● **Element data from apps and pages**
——

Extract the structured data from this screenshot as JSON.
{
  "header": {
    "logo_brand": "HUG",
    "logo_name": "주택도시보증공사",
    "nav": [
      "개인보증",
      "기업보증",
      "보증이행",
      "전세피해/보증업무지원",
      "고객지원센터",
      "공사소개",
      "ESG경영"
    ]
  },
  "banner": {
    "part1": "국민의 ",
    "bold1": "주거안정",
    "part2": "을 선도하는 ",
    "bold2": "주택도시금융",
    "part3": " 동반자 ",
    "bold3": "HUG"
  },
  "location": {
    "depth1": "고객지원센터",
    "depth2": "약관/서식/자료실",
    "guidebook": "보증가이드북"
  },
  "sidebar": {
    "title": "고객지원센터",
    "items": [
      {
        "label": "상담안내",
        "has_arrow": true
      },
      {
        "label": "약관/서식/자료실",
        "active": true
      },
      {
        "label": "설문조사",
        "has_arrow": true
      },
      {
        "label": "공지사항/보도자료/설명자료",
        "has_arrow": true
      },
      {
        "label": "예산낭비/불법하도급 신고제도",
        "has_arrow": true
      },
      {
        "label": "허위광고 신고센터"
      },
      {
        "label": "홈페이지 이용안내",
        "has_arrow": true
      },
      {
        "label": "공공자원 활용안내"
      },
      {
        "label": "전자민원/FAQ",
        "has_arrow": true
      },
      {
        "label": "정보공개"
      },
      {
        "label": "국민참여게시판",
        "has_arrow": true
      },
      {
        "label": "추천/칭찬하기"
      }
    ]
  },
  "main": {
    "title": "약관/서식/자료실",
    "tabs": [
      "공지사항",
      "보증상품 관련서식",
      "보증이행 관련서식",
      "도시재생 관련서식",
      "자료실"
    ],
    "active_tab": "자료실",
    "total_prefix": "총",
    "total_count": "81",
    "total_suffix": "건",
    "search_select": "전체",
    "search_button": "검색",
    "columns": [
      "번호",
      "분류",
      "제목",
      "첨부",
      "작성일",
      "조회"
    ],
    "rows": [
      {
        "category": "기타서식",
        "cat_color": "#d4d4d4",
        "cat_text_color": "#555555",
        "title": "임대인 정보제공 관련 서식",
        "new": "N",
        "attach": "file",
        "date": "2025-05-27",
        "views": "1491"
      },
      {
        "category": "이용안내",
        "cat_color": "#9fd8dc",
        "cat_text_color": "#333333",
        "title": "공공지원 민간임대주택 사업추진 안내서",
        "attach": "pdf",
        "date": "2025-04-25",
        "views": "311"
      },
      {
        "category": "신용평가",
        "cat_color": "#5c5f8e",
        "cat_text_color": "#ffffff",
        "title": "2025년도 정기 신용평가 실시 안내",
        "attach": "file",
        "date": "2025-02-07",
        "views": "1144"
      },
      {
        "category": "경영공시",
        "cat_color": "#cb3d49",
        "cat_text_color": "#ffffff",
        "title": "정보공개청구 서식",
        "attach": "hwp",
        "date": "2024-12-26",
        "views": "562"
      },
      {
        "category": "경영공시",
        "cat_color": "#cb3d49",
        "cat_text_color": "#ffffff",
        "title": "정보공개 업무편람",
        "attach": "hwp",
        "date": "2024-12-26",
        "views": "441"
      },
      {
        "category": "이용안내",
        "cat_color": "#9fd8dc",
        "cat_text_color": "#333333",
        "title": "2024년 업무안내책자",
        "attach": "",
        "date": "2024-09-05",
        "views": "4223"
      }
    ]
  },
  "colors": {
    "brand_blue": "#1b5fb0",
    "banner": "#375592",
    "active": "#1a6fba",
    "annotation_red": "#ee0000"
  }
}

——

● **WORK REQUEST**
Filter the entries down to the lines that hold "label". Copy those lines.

● **RESULT OF THE TASK**
        "label": "상담안내",
        "label": "약관/서식/자료실",
        "label": "설문조사",
        "label": "공지사항/보도자료/설명자료",
        "label": "예산낭비/불법하도급 신고제도",
        "label": "허위광고 신고센터"
        "label": "홈페이지 이용안내",
        "label": "공공자원 활용안내"
        "label": "전자민원/FAQ",
        "label": "정보공개"
        "label": "국민참여게시판",
        "label": "추천/칭찬하기"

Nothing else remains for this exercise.